- [Task requirements]
Please output the data exactly, without omitting anything.
-- Excerpted records follows --
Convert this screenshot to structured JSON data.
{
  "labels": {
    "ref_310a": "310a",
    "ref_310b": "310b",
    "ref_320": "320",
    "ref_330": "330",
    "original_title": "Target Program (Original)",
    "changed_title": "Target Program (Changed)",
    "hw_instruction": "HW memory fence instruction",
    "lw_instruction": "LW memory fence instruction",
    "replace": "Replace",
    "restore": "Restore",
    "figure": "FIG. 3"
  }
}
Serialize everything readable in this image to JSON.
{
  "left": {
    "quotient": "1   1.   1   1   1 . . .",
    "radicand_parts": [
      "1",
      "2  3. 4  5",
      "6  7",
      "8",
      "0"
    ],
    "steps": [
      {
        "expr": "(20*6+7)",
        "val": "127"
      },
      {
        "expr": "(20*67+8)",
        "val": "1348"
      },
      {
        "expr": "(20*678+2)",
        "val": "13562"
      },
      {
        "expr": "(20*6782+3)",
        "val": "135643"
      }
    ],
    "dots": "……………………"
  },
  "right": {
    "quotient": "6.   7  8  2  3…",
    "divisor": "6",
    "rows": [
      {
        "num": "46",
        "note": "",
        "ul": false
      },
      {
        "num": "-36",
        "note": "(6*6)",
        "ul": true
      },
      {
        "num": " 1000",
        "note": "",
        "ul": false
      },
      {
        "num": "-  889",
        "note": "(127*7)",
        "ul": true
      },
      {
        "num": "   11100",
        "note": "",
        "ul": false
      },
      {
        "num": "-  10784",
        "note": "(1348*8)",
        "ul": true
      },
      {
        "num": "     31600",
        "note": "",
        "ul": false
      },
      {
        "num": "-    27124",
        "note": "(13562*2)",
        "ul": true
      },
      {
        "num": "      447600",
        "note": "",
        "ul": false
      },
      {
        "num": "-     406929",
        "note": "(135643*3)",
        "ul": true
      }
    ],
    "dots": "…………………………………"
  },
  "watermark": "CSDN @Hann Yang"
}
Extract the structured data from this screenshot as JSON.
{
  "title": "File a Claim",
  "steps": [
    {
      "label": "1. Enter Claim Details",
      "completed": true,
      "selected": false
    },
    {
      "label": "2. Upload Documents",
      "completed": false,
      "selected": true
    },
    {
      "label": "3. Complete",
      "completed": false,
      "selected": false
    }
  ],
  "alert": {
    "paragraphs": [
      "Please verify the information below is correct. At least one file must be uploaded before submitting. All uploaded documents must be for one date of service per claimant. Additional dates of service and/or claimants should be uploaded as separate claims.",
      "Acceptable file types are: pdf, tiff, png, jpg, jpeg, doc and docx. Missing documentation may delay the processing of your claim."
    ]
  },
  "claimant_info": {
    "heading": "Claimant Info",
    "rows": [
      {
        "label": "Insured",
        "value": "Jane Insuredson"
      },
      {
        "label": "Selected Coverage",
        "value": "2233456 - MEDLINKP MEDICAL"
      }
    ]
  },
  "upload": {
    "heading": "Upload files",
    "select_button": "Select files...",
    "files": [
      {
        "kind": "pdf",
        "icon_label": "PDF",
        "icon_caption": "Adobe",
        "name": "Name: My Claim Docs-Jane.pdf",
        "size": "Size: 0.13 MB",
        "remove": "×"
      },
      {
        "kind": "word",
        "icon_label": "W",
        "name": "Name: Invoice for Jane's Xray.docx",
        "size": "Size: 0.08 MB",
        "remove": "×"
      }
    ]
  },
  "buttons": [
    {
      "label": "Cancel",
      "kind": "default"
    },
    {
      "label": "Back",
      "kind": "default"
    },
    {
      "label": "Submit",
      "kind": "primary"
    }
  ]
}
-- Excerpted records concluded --
- [Result of the task]
Convert this screenshot to structured JSON data.
{
  "labels": {
    "ref_310a": "310a",
    "ref_310b": "310b",
    "ref_320": "320",
    "ref_330": "330",
    "original_title": "Target Program (Original)",
    "changed_title": "Target Program (Changed)",
    "hw_instruction": "HW memory fence instruction",
    "lw_instruction": "LW memory fence instruction",
    "replace": "Replace",
    "restore": "Restore",
    "figure": "FIG. 3"
  }
}
Serialize everything readable in this image to JSON.
{
  "left": {
    "quotient": "1   1.   1   1   1 . . .",
    "radicand_parts": [
      "1",
      "2  3. 4  5",
      "6  7",
      "8",
      "0"
    ],
    "steps": [
      {
        "expr": "(20*6+7)",
        "val": "127"
      },
      {
        "expr": "(20*67+8)",
        "val": "1348"
      },
      {
        "expr": "(20*678+2)",
        "val": "13562"
      },
      {
        "expr": "(20*6782+3)",
        "val": "135643"
      }
    ],
    "dots": "……………………"
  },
  "right": {
    "quotient": "6.   7  8  2  3…",
    "divisor": "6",
    "rows": [
      {
        "num": "46",
        "note": "",
        "ul": false
      },
      {
        "num": "-36",
        "note": "(6*6)",
        "ul": true
      },
      {
        "num": " 1000",
        "note": "",
        "ul": false
      },
      {
        "num": "-  889",
        "note": "(127*7)",
        "ul": true
      },
      {
        "num": "   11100",
        "note": "",
        "ul": false
      },
      {
        "num": "-  10784",
        "note": "(1348*8)",
        "ul": true
      },
      {
        "num": "     31600",
        "note": "",
        "ul": false
      },
      {
        "num": "-    27124",
        "note": "(13562*2)",
        "ul": true
      },
      {
        "num": "      447600",
        "note": "",
        "ul": false
      },
      {
        "num": "-     406929",
        "note": "(135643*3)",
        "ul": true
      }
    ],
    "dots": "…………………………………"
  },
  "watermark": "CSDN @Hann Yang"
}
Extract the structured data from this screenshot as JSON.
{
  "title": "File a Claim",
  "steps": [
    {
      "label": "1. Enter Claim Details",
      "completed": true,
      "selected": false
    },
    {
      "label": "2. Upload Documents",
      "completed": false,
      "selected": true
    },
    {
      "label": "3. Complete",
      "completed": false,
      "selected": false
    }
  ],
  "alert": {
    "paragraphs": [
      "Please verify the information below is correct. At least one file must be uploaded before submitting. All uploaded documents must be for one date of service per claimant. Additional dates of service and/or claimants should be uploaded as separate claims.",
      "Acceptable file types are: pdf, tiff, png, jpg, jpeg, doc and docx. Missing documentation may delay the processing of your claim."
    ]
  },
  "claimant_info": {
    "heading": "Claimant Info",
    "rows": [
      {
        "label": "Insured",
        "value": "Jane Insuredson"
      },
      {
        "label": "Selected Coverage",
        "value": "2233456 - MEDLINKP MEDICAL"
      }
    ]
  },
  "upload": {
    "heading": "Upload files",
    "select_button": "Select files...",
    "files": [
      {
        "kind": "pdf",
        "icon_label": "PDF",
        "icon_caption": "Adobe",
        "name": "Name: My Claim Docs-Jane.pdf",
        "size": "Size: 0.13 MB",
        "remove": "×"
      },
      {
        "kind": "word",
        "icon_label": "W",
        "name": "Name: Invoice for Jane's Xray.docx",
        "size": "Size: 0.08 MB",
        "remove": "×"
      }
    ]
  },
  "buttons": [
    {
      "label": "Cancel",
      "kind": "default"
    },
    {
      "label": "Back",
      "kind": "default"
    },
    {
      "label": "Submit",
      "kind": "primary"
    }
  ]
}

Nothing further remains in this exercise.